Caving & Bouldering
Tahsis is without a doubt Canada’s ecotourism caving mecca! Cavers from all over the world come to explore the more than 50 kilometres of passages found so far in the mountains around town.
For the adventurous ecotourist, guided excursions can take you from limestone canyons through old growth forests with extensive karst features to large chambers underground as waterfalls cascade down mountainsides. Be sure to bring your camera!
Tahsis caves range in difficulty from walking to climbing and from crawling to pits requiring ropes. While Upana Caves can be self-guided, most caves around Tahsis require guides to safely traverse.
Located about 15 kilometres from Gold River on the way to Tahsis, Upana Forest Service Recreation Site contains about 300 metres of passages with many entrances. These caves were formed by a creek that pours into a deep canyon-like sinkhole in one area and emerges from a beautiful spacious marble entrance farther downhill.
Upana Caves contain scenic, self-guided trails that lead to several entrances. While the passages are maze-like and convoluted, you are never far from daylight. On your way to Tahsis, look for the signage on the right just before Bull Lake summit, the highest pass on the road, to locate these caves.
Far up the mountain just west of Tahsis is Coral Cave, a favourite since its discovery in the 1970s. This cave features a main passage the size of a subway tunnel that plunges steeply downhill to a point where the passages are permanently flooded.
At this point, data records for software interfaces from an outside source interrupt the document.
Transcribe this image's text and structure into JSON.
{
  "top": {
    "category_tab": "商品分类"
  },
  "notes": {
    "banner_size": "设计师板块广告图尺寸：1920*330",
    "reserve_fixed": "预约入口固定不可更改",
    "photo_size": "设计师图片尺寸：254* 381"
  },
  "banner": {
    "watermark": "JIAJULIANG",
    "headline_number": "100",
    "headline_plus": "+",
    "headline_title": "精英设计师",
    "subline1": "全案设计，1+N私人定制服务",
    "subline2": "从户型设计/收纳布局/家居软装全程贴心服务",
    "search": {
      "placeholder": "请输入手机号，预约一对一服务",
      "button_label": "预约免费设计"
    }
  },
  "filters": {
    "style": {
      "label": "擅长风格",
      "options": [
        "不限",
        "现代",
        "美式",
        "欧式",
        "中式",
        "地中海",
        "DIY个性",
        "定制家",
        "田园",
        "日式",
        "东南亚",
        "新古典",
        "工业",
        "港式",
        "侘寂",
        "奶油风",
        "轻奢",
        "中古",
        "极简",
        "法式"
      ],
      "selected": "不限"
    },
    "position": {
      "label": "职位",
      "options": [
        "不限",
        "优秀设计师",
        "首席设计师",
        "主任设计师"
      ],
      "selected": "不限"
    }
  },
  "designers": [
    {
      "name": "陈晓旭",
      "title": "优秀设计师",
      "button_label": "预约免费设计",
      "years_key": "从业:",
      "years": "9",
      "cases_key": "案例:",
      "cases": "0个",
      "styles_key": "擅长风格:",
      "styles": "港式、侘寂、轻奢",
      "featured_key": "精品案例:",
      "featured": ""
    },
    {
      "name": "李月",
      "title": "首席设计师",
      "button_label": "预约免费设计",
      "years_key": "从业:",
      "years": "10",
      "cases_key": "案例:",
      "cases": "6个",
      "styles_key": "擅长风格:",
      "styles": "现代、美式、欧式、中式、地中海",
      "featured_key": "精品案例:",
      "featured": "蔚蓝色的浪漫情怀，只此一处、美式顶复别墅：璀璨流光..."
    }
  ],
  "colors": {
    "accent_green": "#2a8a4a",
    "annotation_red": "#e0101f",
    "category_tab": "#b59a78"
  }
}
Some climbing skills are handy, and a guide is recommended. Please note that the cave should not be entered during heavy rains because of flood hazards. The cave is located near The Lookout above town.
Weymer Creek Provincial Park
This park features the largest known cave system in Canada, with over 170 entrances, many of which are pits. Cave exploration is ongoing here and new discoveries are made every year. Many caves are repositories of ancient bones and some are used by bats for hibernation.
While spectacular karst hikes are possible within the park, guides are mandatory for exploring the caves, a rule that protects both the caves and visitors from harm. The park is in a wilderness state and no facilities are currently available.
The deepest known cave in the area is Thanksgiving Cave. At 430 metres deep, this is an impressive cavern, but also one of the most hazardous. It is not an adventure for the faint-hearted. Climbing skills are required and claustrophobics should definitely stay away! A guide is strongly recommended.
Remember, if you do go underground without a guide, make sure somebody knows exactly where you are going. Caves are rugged and unforgiving environments.
Always respect this rare and unique environment – do not damage any formations in caves and do not harm any cave life. The caver’s motto is: take nothing but pictures and leave nothing but footprints.
You should always wear a helmet, sturdy boots, and carry three independent sources of light per person. The caves are cool, so dress warmly and wear gloves to protect your hands.
With preparation and safety, your underground ecotourism travels in Tahsis are sure to be spectacular and fun!
Leiner Bouldering Trail
This short loop trail wanders along a scenic stretch of the Leiner River, where rock climbers can practice their skills on the numerous, house-sized boulders that litter the slopes of the narrow valley. At one point, the trail passes through a short “cave” between boulders, and the Leiner’s deep azure pools here are alive in the fall with salmon returning to spawn.
Access to the trail is 30 metres east of the Leiner Bridge off the road to Tahsis, 3 kilometres from town, on the upstream right bank. There is ample parking across the road. The loop walk is about 30 minutes long, but is slightly strenuous with some rocks to climb.
Island Karst Research & Caving Guides
IKR was established to promote exploration, research, management and conservation of caves and karst ecosystems on Vancouver Island. Its mandate now has expanded across British Columbia.Learn More